→ **DATA EXTRACTS**
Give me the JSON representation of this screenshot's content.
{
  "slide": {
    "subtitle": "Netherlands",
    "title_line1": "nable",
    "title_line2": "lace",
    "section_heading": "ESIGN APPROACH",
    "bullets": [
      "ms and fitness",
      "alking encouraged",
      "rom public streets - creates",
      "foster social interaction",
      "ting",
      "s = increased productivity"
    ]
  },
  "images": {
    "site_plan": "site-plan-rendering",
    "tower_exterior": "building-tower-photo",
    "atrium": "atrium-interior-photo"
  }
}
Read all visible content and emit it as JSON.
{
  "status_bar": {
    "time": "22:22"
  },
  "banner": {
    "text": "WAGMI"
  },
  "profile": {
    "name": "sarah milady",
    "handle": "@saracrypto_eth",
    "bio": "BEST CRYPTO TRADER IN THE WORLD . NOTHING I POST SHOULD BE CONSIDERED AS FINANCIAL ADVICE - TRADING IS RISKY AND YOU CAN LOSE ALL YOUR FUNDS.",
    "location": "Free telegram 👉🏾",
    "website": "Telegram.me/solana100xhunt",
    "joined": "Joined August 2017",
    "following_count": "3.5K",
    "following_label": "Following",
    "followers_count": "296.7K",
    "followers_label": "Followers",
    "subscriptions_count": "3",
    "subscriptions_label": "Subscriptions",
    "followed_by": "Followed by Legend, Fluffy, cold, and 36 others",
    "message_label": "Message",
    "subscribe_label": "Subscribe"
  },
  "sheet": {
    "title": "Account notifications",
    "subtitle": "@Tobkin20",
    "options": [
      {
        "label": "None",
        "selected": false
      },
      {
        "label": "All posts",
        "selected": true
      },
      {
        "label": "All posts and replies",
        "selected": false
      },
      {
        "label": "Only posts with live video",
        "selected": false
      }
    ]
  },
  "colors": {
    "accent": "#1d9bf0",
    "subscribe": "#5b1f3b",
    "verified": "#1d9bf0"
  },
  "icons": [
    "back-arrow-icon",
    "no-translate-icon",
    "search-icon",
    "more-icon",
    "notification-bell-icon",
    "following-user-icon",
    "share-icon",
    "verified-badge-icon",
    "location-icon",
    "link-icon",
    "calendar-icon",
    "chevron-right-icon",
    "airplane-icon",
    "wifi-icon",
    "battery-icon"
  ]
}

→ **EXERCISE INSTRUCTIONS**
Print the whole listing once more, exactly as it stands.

→ **ANSWER SPACE**
Give me the JSON representation of this screenshot's content.
{
  "slide": {
    "subtitle": "Netherlands",
    "title_line1": "nable",
    "title_line2": "lace",
    "section_heading": "ESIGN APPROACH",
    "bullets": [
      "ms and fitness",
      "alking encouraged",
      "rom public streets - creates",
      "foster social interaction",
      "ting",
      "s = increased productivity"
    ]
  },
  "images": {
    "site_plan": "site-plan-rendering",
    "tower_exterior": "building-tower-photo",
    "atrium": "atrium-interior-photo"
  }
}
Read all visible content and emit it as JSON.
{
  "status_bar": {
    "time": "22:22"
  },
  "banner": {
    "text": "WAGMI"
  },
  "profile": {
    "name": "sarah milady",
    "handle": "@saracrypto_eth",
    "bio": "BEST CRYPTO TRADER IN THE WORLD . NOTHING I POST SHOULD BE CONSIDERED AS FINANCIAL ADVICE - TRADING IS RISKY AND YOU CAN LOSE ALL YOUR FUNDS.",
    "location": "Free telegram 👉🏾",
    "website": "Telegram.me/solana100xhunt",
    "joined": "Joined August 2017",
    "following_count": "3.5K",
    "following_label": "Following",
    "followers_count": "296.7K",
    "followers_label": "Followers",
    "subscriptions_count": "3",
    "subscriptions_label": "Subscriptions",
    "followed_by": "Followed by Legend, Fluffy, cold, and 36 others",
    "message_label": "Message",
    "subscribe_label": "Subscribe"
  },
  "sheet": {
    "title": "Account notifications",
    "subtitle": "@Tobkin20",
    "options": [
      {
        "label": "None",
        "selected": false
      },
      {
        "label": "All posts",
        "selected": true
      },
      {
        "label": "All posts and replies",
        "selected": false
      },
      {
        "label": "Only posts with live video",
        "selected": false
      }
    ]
  },
  "colors": {
    "accent": "#1d9bf0",
    "subscribe": "#5b1f3b",
    "verified": "#1d9bf0"
  },
  "icons": [
    "back-arrow-icon",
    "no-translate-icon",
    "search-icon",
    "more-icon",
    "notification-bell-icon",
    "following-user-icon",
    "share-icon",
    "verified-badge-icon",
    "location-icon",
    "link-icon",
    "calendar-icon",
    "chevron-right-icon",
    "airplane-icon",
    "wifi-icon",
    "battery-icon"
  ]
}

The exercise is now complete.